Dataset rows describing interfaces:
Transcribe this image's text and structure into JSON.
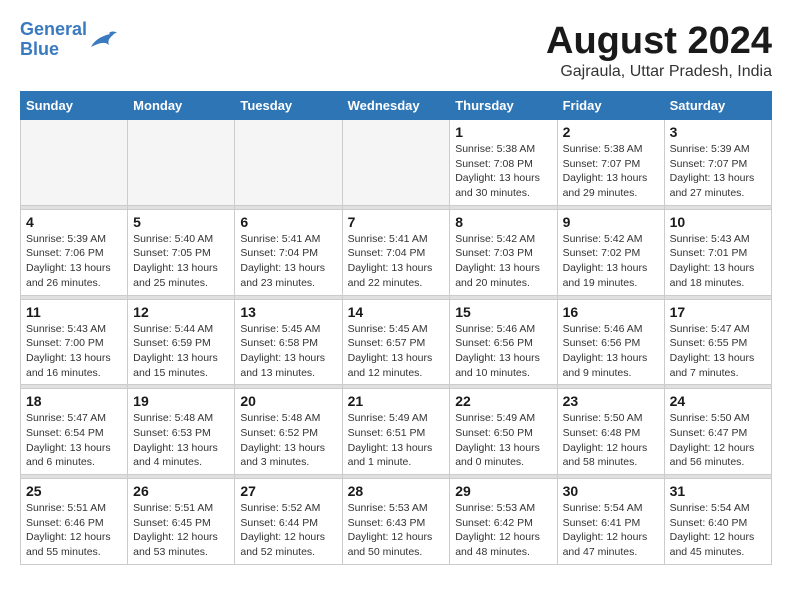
{
  "header": {
    "logo_line1": "General",
    "logo_line2": "Blue",
    "month_year": "August 2024",
    "location": "Gajraula, Uttar Pradesh, India"
  },
  "weekdays": [
    "Sunday",
    "Monday",
    "Tuesday",
    "Wednesday",
    "Thursday",
    "Friday",
    "Saturday"
  ],
  "weeks": [
    [
      {
        "day": "",
        "info": ""
      },
      {
        "day": "",
        "info": ""
      },
      {
        "day": "",
        "info": ""
      },
      {
        "day": "",
        "info": ""
      },
      {
        "day": "1",
        "info": "Sunrise: 5:38 AM\nSunset: 7:08 PM\nDaylight: 13 hours\nand 30 minutes."
      },
      {
        "day": "2",
        "info": "Sunrise: 5:38 AM\nSunset: 7:07 PM\nDaylight: 13 hours\nand 29 minutes."
      },
      {
        "day": "3",
        "info": "Sunrise: 5:39 AM\nSunset: 7:07 PM\nDaylight: 13 hours\nand 27 minutes."
      }
    ],
    [
      {
        "day": "4",
        "info": "Sunrise: 5:39 AM\nSunset: 7:06 PM\nDaylight: 13 hours\nand 26 minutes."
      },
      {
        "day": "5",
        "info": "Sunrise: 5:40 AM\nSunset: 7:05 PM\nDaylight: 13 hours\nand 25 minutes."
      },
      {
        "day": "6",
        "info": "Sunrise: 5:41 AM\nSunset: 7:04 PM\nDaylight: 13 hours\nand 23 minutes."
      },
      {
        "day": "7",
        "info": "Sunrise: 5:41 AM\nSunset: 7:04 PM\nDaylight: 13 hours\nand 22 minutes."
      },
      {
        "day": "8",
        "info": "Sunrise: 5:42 AM\nSunset: 7:03 PM\nDaylight: 13 hours\nand 20 minutes."
      },
      {
        "day": "9",
        "info": "Sunrise: 5:42 AM\nSunset: 7:02 PM\nDaylight: 13 hours\nand 19 minutes."
      },
      {
        "day": "10",
        "info": "Sunrise: 5:43 AM\nSunset: 7:01 PM\nDaylight: 13 hours\nand 18 minutes."
      }
    ],
    [
      {
        "day": "11",
        "info": "Sunrise: 5:43 AM\nSunset: 7:00 PM\nDaylight: 13 hours\nand 16 minutes."
      },
      {
        "day": "12",
        "info": "Sunrise: 5:44 AM\nSunset: 6:59 PM\nDaylight: 13 hours\nand 15 minutes."
      },
      {
        "day": "13",
        "info": "Sunrise: 5:45 AM\nSunset: 6:58 PM\nDaylight: 13 hours\nand 13 minutes."
      },
      {
        "day": "14",
        "info": "Sunrise: 5:45 AM\nSunset: 6:57 PM\nDaylight: 13 hours\nand 12 minutes."
      },
      {
        "day": "15",
        "info": "Sunrise: 5:46 AM\nSunset: 6:56 PM\nDaylight: 13 hours\nand 10 minutes."
      },
      {
        "day": "16",
        "info": "Sunrise: 5:46 AM\nSunset: 6:56 PM\nDaylight: 13 hours\nand 9 minutes."
      },
      {
        "day": "17",
        "info": "Sunrise: 5:47 AM\nSunset: 6:55 PM\nDaylight: 13 hours\nand 7 minutes."
      }
    ],
    [
      {
        "day": "18",
        "info": "Sunrise: 5:47 AM\nSunset: 6:54 PM\nDaylight: 13 hours\nand 6 minutes."
      },
      {
        "day": "19",
        "info": "Sunrise: 5:48 AM\nSunset: 6:53 PM\nDaylight: 13 hours\nand 4 minutes."
      },
      {
        "day": "20",
        "info": "Sunrise: 5:48 AM\nSunset: 6:52 PM\nDaylight: 13 hours\nand 3 minutes."
      },
      {
        "day": "21",
        "info": "Sunrise: 5:49 AM\nSunset: 6:51 PM\nDaylight: 13 hours\nand 1 minute."
      },
      {
        "day": "22",
        "info": "Sunrise: 5:49 AM\nSunset: 6:50 PM\nDaylight: 13 hours\nand 0 minutes."
      },
      {
        "day": "23",
        "info": "Sunrise: 5:50 AM\nSunset: 6:48 PM\nDaylight: 12 hours\nand 58 minutes."
      },
      {
        "day": "24",
        "info": "Sunrise: 5:50 AM\nSunset: 6:47 PM\nDaylight: 12 hours\nand 56 minutes."
      }
    ],
    [
      {
        "day": "25",
        "info": "Sunrise: 5:51 AM\nSunset: 6:46 PM\nDaylight: 12 hours\nand 55 minutes."
      },
      {
        "day": "26",
        "info": "Sunrise: 5:51 AM\nSunset: 6:45 PM\nDaylight: 12 hours\nand 53 minutes."
      },
      {
        "day": "27",
        "info": "Sunrise: 5:52 AM\nSunset: 6:44 PM\nDaylight: 12 hours\nand 52 minutes."
      },
      {
        "day": "28",
        "info": "Sunrise: 5:53 AM\nSunset: 6:43 PM\nDaylight: 12 hours\nand 50 minutes."
      },
      {
        "day": "29",
        "info": "Sunrise: 5:53 AM\nSunset: 6:42 PM\nDaylight: 12 hours\nand 48 minutes."
      },
      {
        "day": "30",
        "info": "Sunrise: 5:54 AM\nSunset: 6:41 PM\nDaylight: 12 hours\nand 47 minutes."
      },
      {
        "day": "31",
        "info": "Sunrise: 5:54 AM\nSunset: 6:40 PM\nDaylight: 12 hours\nand 45 minutes."
      }
    ]
  ]
}
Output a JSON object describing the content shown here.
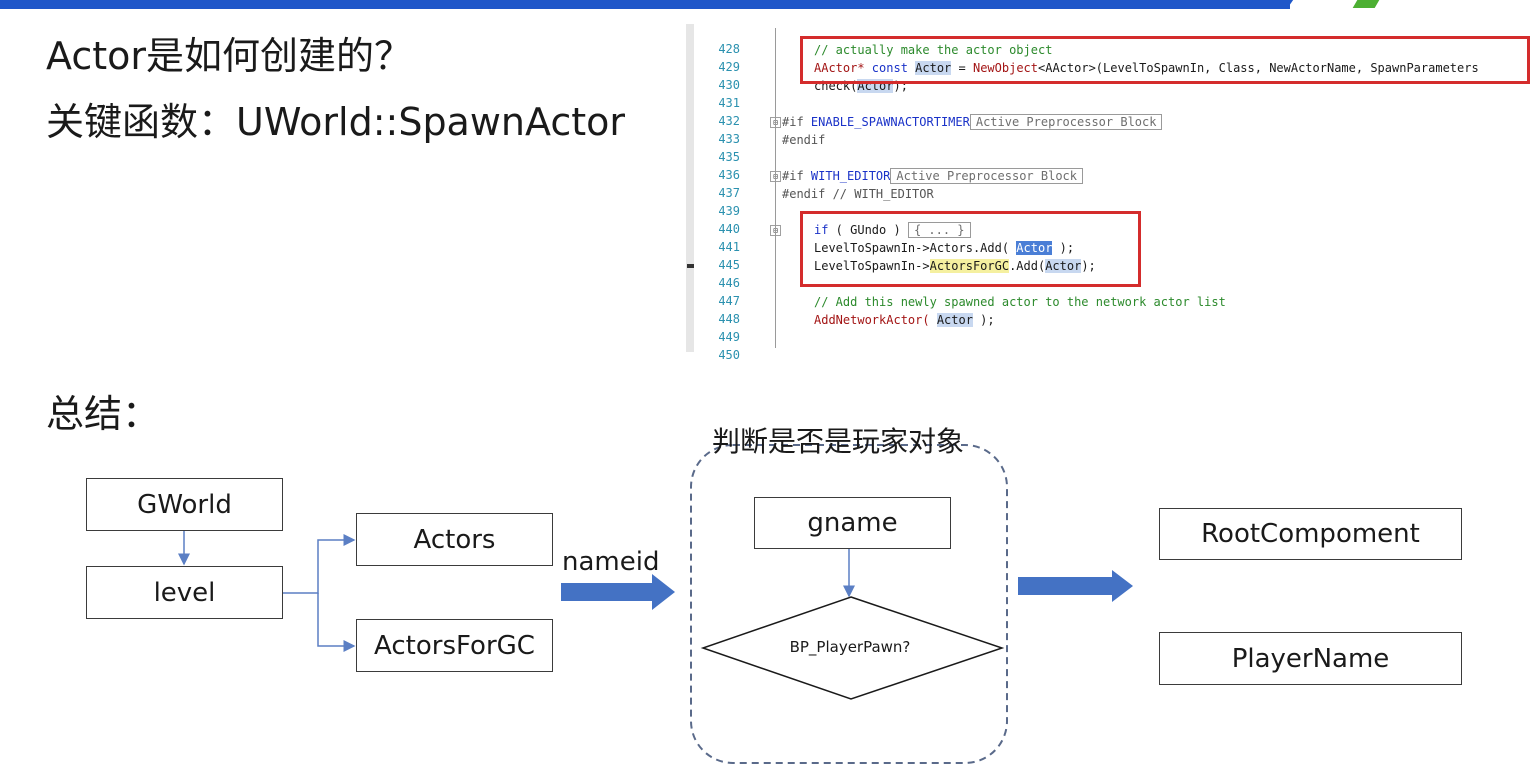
{
  "colors": {
    "banner": "#1f57c9",
    "logo_green": "#4caf32",
    "connector": "#5b7fc4",
    "block_arrow": "#4472c4",
    "highlight_box": "#d42c2c",
    "code_comment": "#2c8a2c",
    "code_keyword": "#1a32c8",
    "line_number": "#2b91af"
  },
  "headings": {
    "question": "Actor是如何创建的？",
    "key_function": "关键函数：UWorld::SpawnActor",
    "summary": "总结："
  },
  "code": {
    "l428": {
      "num": "428"
    },
    "l429": {
      "num": "429",
      "text": "// actually make the actor object"
    },
    "l430": {
      "num": "430",
      "a": "AActor* ",
      "b": "const ",
      "actor": "Actor",
      "c": " = ",
      "d": "NewObject",
      "e": "<AActor>(LevelToSpawnIn, Class, NewActorName, SpawnParameters"
    },
    "l431": {
      "num": "431",
      "a": "check(",
      "actor": "Actor",
      "b": ");"
    },
    "l432": {
      "num": "432"
    },
    "l433": {
      "num": "433",
      "fold": "⊞",
      "a": "#if ",
      "b": "ENABLE_SPAWNACTORTIMER",
      "collapsed": "Active Preprocessor Block"
    },
    "l435": {
      "num": "435",
      "a": "#endif"
    },
    "l436": {
      "num": "436"
    },
    "l437": {
      "num": "437",
      "fold": "⊞",
      "a": "#if ",
      "b": "WITH_EDITOR",
      "collapsed": "Active Preprocessor Block"
    },
    "l439": {
      "num": "439",
      "a": "#endif // WITH_EDITOR"
    },
    "l440": {
      "num": "440"
    },
    "l441": {
      "num": "441",
      "fold": "⊞",
      "a": "if",
      "b": " ( GUndo ) ",
      "collapsed": "{ ... }"
    },
    "l445": {
      "num": "445",
      "a": "LevelToSpawnIn->Actors.Add( ",
      "actor": "Actor",
      "b": " );"
    },
    "l446": {
      "num": "446",
      "a": "LevelToSpawnIn->",
      "gc": "ActorsForGC",
      "b": ".Add(",
      "actor": "Actor",
      "c": ");"
    },
    "l447": {
      "num": "447"
    },
    "l448": {
      "num": "448",
      "text": "// Add this newly spawned actor to the network actor list"
    },
    "l449": {
      "num": "449",
      "a": "AddNetworkActor( ",
      "actor": "Actor",
      "b": " );"
    },
    "l450": {
      "num": "450"
    }
  },
  "diagram": {
    "gworld": "GWorld",
    "level": "level",
    "actors": "Actors",
    "actors_for_gc": "ActorsForGC",
    "nameid": "nameid",
    "group_title": "判断是否是玩家对象",
    "gname": "gname",
    "decision": "BP_PlayerPawn?",
    "root_component": "RootCompoment",
    "player_name": "PlayerName"
  }
}
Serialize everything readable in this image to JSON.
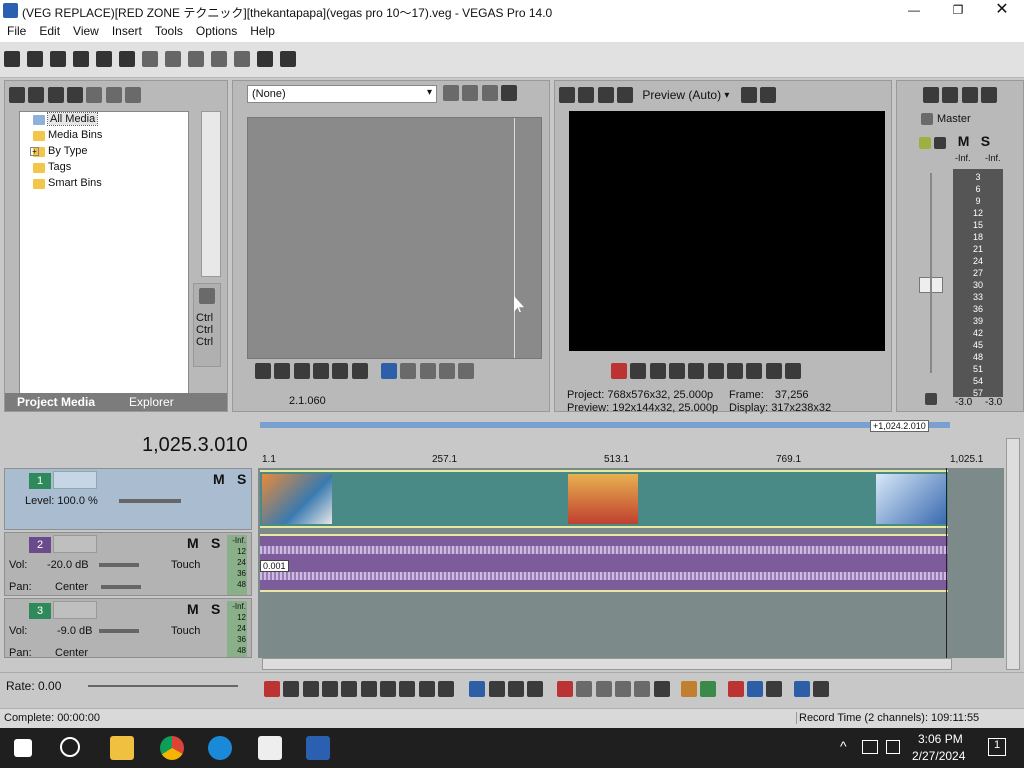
{
  "window": {
    "title": "(VEG REPLACE)[RED ZONE テクニック][thekantapapa](vegas pro 10〜17).veg - VEGAS Pro 14.0"
  },
  "menu": [
    "File",
    "Edit",
    "View",
    "Insert",
    "Tools",
    "Options",
    "Help"
  ],
  "media": {
    "tree": [
      "All Media",
      "Media Bins",
      "By Type",
      "Tags",
      "Smart Bins"
    ],
    "ctrl": [
      "Ctrl",
      "Ctrl",
      "Ctrl"
    ],
    "tabs": {
      "project": "Project Media",
      "explorer": "Explorer"
    }
  },
  "trimmer": {
    "dropdown": "(None)",
    "time": "2.1.060"
  },
  "preview": {
    "mode": "Preview (Auto)",
    "project_label": "Project:",
    "project_value": "768x576x32, 25.000p",
    "preview_label": "Preview:",
    "preview_value": "192x144x32, 25.000p",
    "frame_label": "Frame:",
    "frame_value": "37,256",
    "display_label": "Display:",
    "display_value": "317x238x32"
  },
  "mixer": {
    "master": "Master",
    "m": "M",
    "s": "S",
    "inf_l": "-Inf.",
    "inf_r": "-Inf.",
    "scale": [
      "3",
      "6",
      "9",
      "12",
      "15",
      "18",
      "21",
      "24",
      "27",
      "30",
      "33",
      "36",
      "39",
      "42",
      "45",
      "48",
      "51",
      "54",
      "57"
    ],
    "bottom_l": "-3.0",
    "bottom_r": "-3.0"
  },
  "timeline": {
    "time": "1,025.3.010",
    "range": "+1,024.2.010",
    "ruler": [
      "1.1",
      "257.1",
      "513.1",
      "769.1",
      "1,025.1"
    ],
    "marker": "0.001"
  },
  "tracks": {
    "t1": {
      "num": "1",
      "level": "Level: 100.0 %",
      "m": "M",
      "s": "S"
    },
    "t2": {
      "num": "2",
      "vol_label": "Vol:",
      "vol": "-20.0 dB",
      "pan_label": "Pan:",
      "pan": "Center",
      "touch": "Touch",
      "m": "M",
      "s": "S",
      "meter": [
        "-Inf.",
        "12",
        "24",
        "36",
        "48"
      ]
    },
    "t3": {
      "num": "3",
      "vol_label": "Vol:",
      "vol": "-9.0 dB",
      "pan_label": "Pan:",
      "pan": "Center",
      "touch": "Touch",
      "m": "M",
      "s": "S",
      "meter": [
        "-Inf.",
        "12",
        "24",
        "36",
        "48"
      ]
    }
  },
  "rate": "Rate: 0.00",
  "status": {
    "left": "Complete: 00:00:00",
    "right": "Record Time (2 channels): 109:11:55"
  },
  "taskbar": {
    "time": "3:06 PM",
    "date": "2/27/2024",
    "notif": "1"
  }
}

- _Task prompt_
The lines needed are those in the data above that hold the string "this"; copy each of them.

- _Solution_
Transcribe this image's text and structure into JSON.
      "text": "// Add this newly spawned actor to the network actor list"
Serialize everything readable in this image to JSON.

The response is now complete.